Abu Bakar Ba'asyir, who fled to Malaysia, returned home to lead the Jemaah Islamiya, with the aim of setting up an Islamic state in Indonesia. Inspired by Hasan al-Banna, founder of Egypt's Muslim Brotherhood, he preached jihad as the means to that end. Later falling under the influence of al Qaeda, the JI went international. Malaysia and Singapore say it is the aim of Jemaah Islamiya, to set up an Islamic state in Southeast Asia covering Malaysia, Indonesia, Singapore and the southern Philippines. They accuse the Megawati government of being soft on the group because Ba'asyir has sympathizers in her government.

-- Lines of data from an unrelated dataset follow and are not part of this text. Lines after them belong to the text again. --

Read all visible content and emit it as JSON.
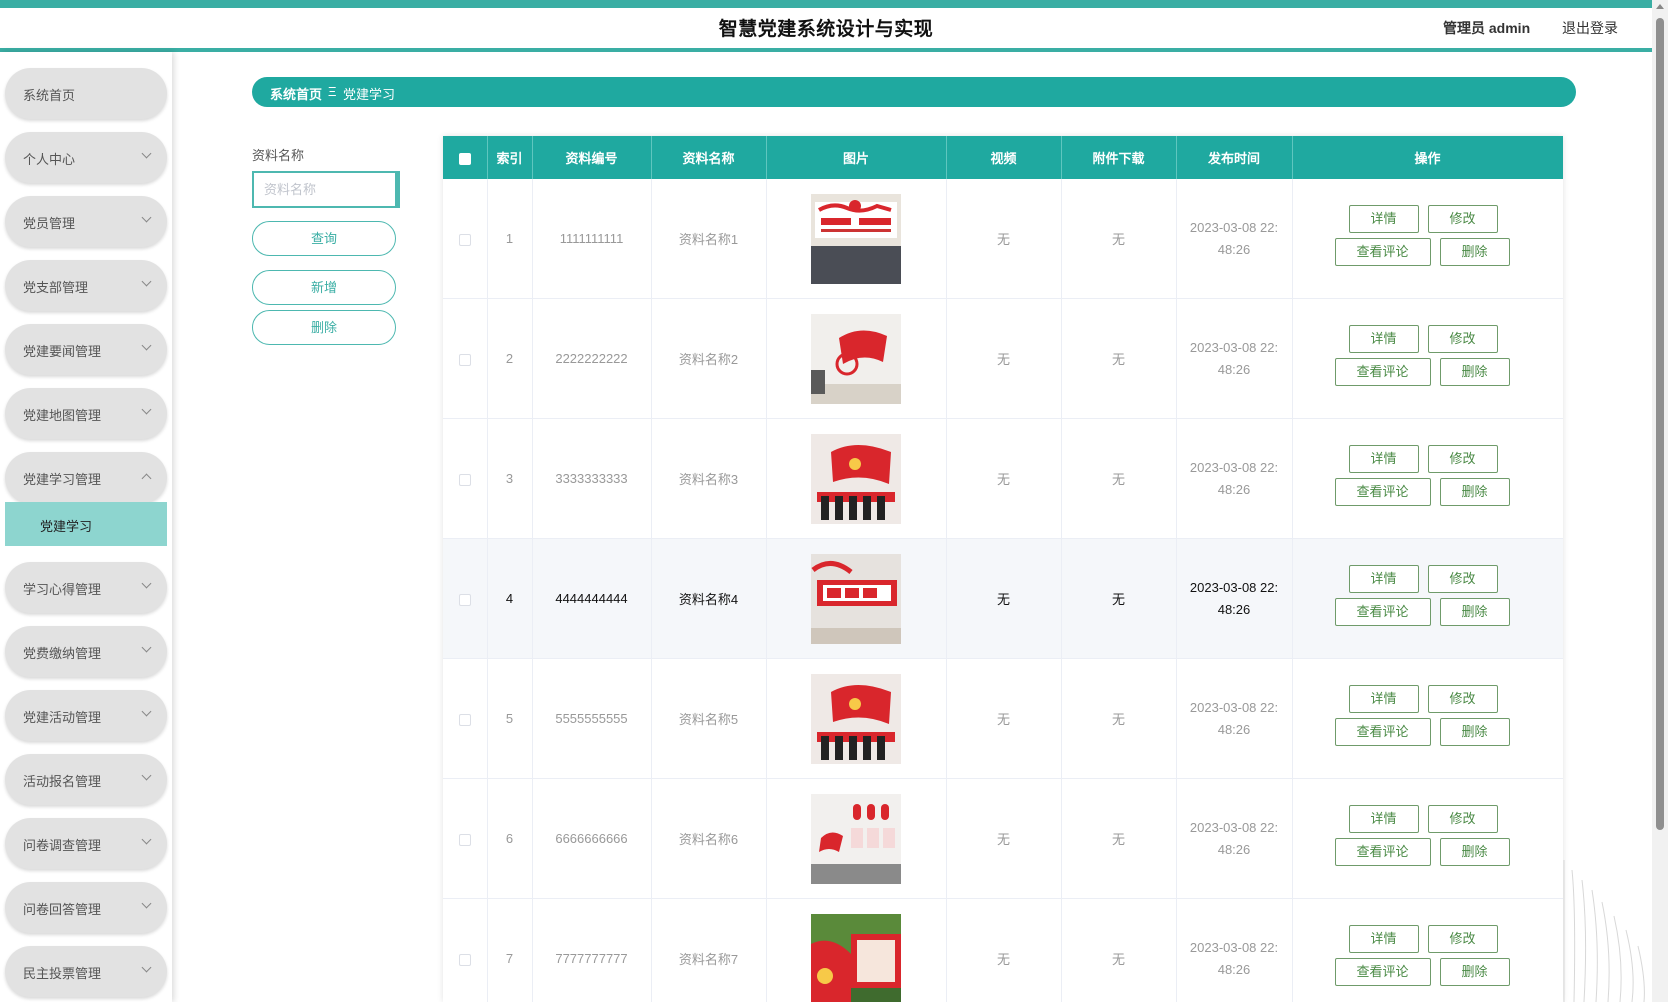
{
  "header": {
    "title": "智慧党建系统设计与实现",
    "admin": "管理员 admin",
    "logout": "退出登录"
  },
  "sidebar": {
    "items": [
      {
        "label": "系统首页"
      },
      {
        "label": "个人中心"
      },
      {
        "label": "党员管理"
      },
      {
        "label": "党支部管理"
      },
      {
        "label": "党建要闻管理"
      },
      {
        "label": "党建地图管理"
      },
      {
        "label": "党建学习管理"
      },
      {
        "label": "学习心得管理"
      },
      {
        "label": "党费缴纳管理"
      },
      {
        "label": "党建活动管理"
      },
      {
        "label": "活动报名管理"
      },
      {
        "label": "问卷调查管理"
      },
      {
        "label": "问卷回答管理"
      },
      {
        "label": "民主投票管理"
      }
    ],
    "active_sub": "党建学习"
  },
  "breadcrumb": {
    "home": "系统首页",
    "separator": "Ξ",
    "current": "党建学习"
  },
  "search": {
    "label": "资料名称",
    "placeholder": "资料名称",
    "query_btn": "查询",
    "add_btn": "新增",
    "delete_btn": "删除"
  },
  "table": {
    "headers": [
      "",
      "索引",
      "资料编号",
      "资料名称",
      "图片",
      "视频",
      "附件下载",
      "发布时间",
      "操作"
    ],
    "buttons": {
      "detail": "详情",
      "edit": "修改",
      "comments": "查看评论",
      "delete": "删除"
    },
    "rows": [
      {
        "index": "1",
        "code": "1111111111",
        "name": "资料名称1",
        "video": "无",
        "attachment": "无",
        "time_a": "2023-03-08 22:",
        "time_b": "48:26"
      },
      {
        "index": "2",
        "code": "2222222222",
        "name": "资料名称2",
        "video": "无",
        "attachment": "无",
        "time_a": "2023-03-08 22:",
        "time_b": "48:26"
      },
      {
        "index": "3",
        "code": "3333333333",
        "name": "资料名称3",
        "video": "无",
        "attachment": "无",
        "time_a": "2023-03-08 22:",
        "time_b": "48:26"
      },
      {
        "index": "4",
        "code": "4444444444",
        "name": "资料名称4",
        "video": "无",
        "attachment": "无",
        "time_a": "2023-03-08 22:",
        "time_b": "48:26"
      },
      {
        "index": "5",
        "code": "5555555555",
        "name": "资料名称5",
        "video": "无",
        "attachment": "无",
        "time_a": "2023-03-08 22:",
        "time_b": "48:26"
      },
      {
        "index": "6",
        "code": "6666666666",
        "name": "资料名称6",
        "video": "无",
        "attachment": "无",
        "time_a": "2023-03-08 22:",
        "time_b": "48:26"
      },
      {
        "index": "7",
        "code": "7777777777",
        "name": "资料名称7",
        "video": "无",
        "attachment": "无",
        "time_a": "2023-03-08 22:",
        "time_b": "48:26"
      }
    ]
  },
  "colors": {
    "accent": "#1fa9a0",
    "accent_light": "#8dd5cf",
    "button_green": "#4a8a45",
    "hero_red": "#d9262c"
  }
}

In December 2001, three months after the Sept. 11 attacks on the World Trade Center and Pentagon, the Singapore authorities arrested fifteen Muslim extremists suspected of acting for al-Qaida. Thirteen were identified as members of the JI, of whom eight were trained in Afghanistan camps. They were alleged to be plotting to bomb a bus ferrying U.S. troops and U.S. naval vessels docked in Singapore.
Singapore senior minister Lee Kuan Yew stated in May that interrogation of the suspects had disclosed their links to Abu Bakar Ba'asyir and the JI.

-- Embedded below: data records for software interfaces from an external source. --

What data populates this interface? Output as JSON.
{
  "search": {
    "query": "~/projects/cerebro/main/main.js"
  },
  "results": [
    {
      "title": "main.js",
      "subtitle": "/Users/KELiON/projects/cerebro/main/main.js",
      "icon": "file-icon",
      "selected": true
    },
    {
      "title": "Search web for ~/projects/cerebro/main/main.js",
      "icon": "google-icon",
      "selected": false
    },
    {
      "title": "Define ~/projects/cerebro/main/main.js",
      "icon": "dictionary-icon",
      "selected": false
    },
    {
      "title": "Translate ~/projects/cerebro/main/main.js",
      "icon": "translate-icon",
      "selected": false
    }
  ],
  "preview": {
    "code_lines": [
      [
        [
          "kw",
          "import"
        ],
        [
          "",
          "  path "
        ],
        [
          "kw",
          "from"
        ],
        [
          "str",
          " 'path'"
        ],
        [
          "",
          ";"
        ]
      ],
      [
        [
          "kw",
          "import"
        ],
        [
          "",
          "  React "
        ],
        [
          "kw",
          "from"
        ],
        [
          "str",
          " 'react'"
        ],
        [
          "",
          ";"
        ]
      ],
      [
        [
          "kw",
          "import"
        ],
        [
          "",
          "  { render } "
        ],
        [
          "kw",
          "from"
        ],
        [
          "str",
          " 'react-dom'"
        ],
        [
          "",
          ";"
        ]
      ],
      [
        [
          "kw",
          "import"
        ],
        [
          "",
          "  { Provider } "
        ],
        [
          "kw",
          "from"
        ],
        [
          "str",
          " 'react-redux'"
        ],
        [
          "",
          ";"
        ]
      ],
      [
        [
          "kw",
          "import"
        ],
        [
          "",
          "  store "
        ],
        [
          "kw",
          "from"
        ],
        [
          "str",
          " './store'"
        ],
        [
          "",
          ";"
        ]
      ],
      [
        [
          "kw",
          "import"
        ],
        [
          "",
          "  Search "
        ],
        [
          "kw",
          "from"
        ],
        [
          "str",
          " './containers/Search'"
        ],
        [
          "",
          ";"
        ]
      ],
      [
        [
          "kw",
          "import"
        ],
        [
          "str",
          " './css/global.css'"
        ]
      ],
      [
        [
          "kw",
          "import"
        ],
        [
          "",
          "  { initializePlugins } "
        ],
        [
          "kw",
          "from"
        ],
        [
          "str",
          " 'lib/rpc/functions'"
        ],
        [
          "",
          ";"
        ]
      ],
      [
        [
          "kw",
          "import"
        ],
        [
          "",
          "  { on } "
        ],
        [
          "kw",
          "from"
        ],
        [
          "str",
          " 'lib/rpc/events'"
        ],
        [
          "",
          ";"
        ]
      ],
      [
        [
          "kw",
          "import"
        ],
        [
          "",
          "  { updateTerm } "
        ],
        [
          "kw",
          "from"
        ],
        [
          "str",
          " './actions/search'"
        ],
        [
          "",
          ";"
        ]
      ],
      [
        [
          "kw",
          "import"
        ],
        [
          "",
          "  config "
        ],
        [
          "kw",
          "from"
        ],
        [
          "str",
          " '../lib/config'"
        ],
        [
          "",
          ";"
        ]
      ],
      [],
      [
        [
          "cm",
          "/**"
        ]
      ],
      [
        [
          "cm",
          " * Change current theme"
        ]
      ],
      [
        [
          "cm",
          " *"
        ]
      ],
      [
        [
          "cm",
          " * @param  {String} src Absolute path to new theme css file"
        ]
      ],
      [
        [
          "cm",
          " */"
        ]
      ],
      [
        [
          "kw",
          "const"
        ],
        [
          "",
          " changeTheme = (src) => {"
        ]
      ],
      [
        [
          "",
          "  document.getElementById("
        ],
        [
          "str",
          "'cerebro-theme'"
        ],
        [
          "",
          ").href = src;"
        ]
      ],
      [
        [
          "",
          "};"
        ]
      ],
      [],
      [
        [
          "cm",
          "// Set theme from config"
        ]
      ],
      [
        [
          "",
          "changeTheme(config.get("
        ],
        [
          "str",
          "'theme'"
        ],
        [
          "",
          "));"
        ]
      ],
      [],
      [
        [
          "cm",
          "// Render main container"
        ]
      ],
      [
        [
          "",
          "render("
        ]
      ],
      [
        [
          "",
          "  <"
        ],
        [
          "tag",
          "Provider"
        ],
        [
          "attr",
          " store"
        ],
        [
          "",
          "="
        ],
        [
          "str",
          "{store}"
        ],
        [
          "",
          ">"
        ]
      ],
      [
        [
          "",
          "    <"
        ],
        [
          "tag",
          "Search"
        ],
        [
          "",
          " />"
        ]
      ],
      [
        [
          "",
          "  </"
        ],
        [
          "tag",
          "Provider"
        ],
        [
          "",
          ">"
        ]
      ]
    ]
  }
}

One of Ba'asyir's closest associates, Abu Jibril aka Fihiruddin is believed to be the financial bagman for al-Qaida in the region. Another, Hambali, also known as Nurjaman, described by Lee as Ba'asyir's senior lieutenant, has been linked to a wave of bombings in Indonesia in December 2000 and attacks in Manila. Suspected of direct links with al-Qaida, his current whereabouts are unknown. ...

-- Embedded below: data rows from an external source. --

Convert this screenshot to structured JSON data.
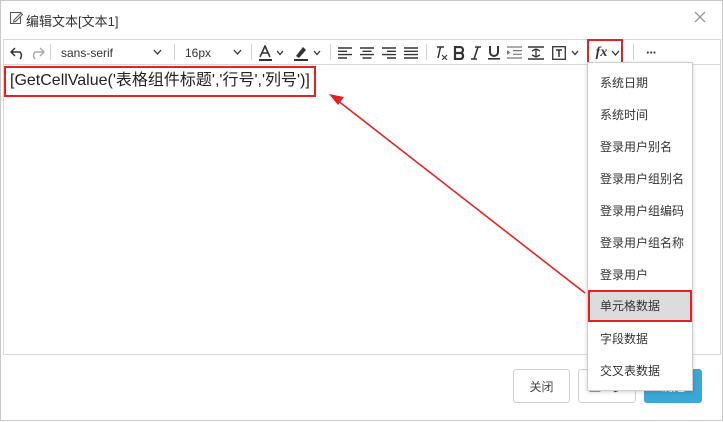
{
  "dialog": {
    "title": "编辑文本[文本1]"
  },
  "toolbar": {
    "font_family": "sans-serif",
    "font_size": "16px",
    "fx_label": "fx",
    "more_label": "···"
  },
  "editor": {
    "content": "[GetCellValue('表格组件标题','行号','列号')]"
  },
  "fx_menu": {
    "items": [
      {
        "label": "系统日期"
      },
      {
        "label": "系统时间"
      },
      {
        "label": "登录用户别名"
      },
      {
        "label": "登录用户组别名"
      },
      {
        "label": "登录用户组编码"
      },
      {
        "label": "登录用户组名称"
      },
      {
        "label": "登录用户"
      },
      {
        "label": "单元格数据",
        "selected": true
      },
      {
        "label": "字段数据"
      },
      {
        "label": "交叉表数据"
      }
    ]
  },
  "footer": {
    "close_label": "关闭",
    "prev_label": "上一步",
    "ok_label": "确定"
  },
  "colors": {
    "annotation": "#e32323",
    "primary_button": "#3aa7d6"
  }
}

The government in Jakarta was warned by Washington that terrorist attacks were brewing. Australian officials, confirming this, furiously accused Indonesia Sunday night of ignoring warnings and a failure of intelligence.
Three quarters of the Bali victims were foreigners – the largest group Australian. Among the hundreds missing were members of the Australian, Singaporean and Hong Kong rugby teams. ...
Not only the U.S. and Australia, but neighboring Malaysia and Singapore charged that the Islamic militant group Jemaah Islamiya is linked to al-Qaida and was planning terrorist attacks. Ba'asyir does not hide his admiration for bin Laden, but denies any terror connections.
Two weeks ago, he threatened to sue Time Magazine for defamation after it linked him to terrorist activities. He lives openly in Indonesia because the government says it has no evidence against him. Last week, the U.S. ambassador to Indonesia warned he would withdraw embassy staff unless security was improved, after a grenade explosion near the embassy residence on September 23.
After the Bali bombings, [the] U.S. government began considering scaling down its presence in Indonesia, advising Americans to consider whether their presence in the country is essential."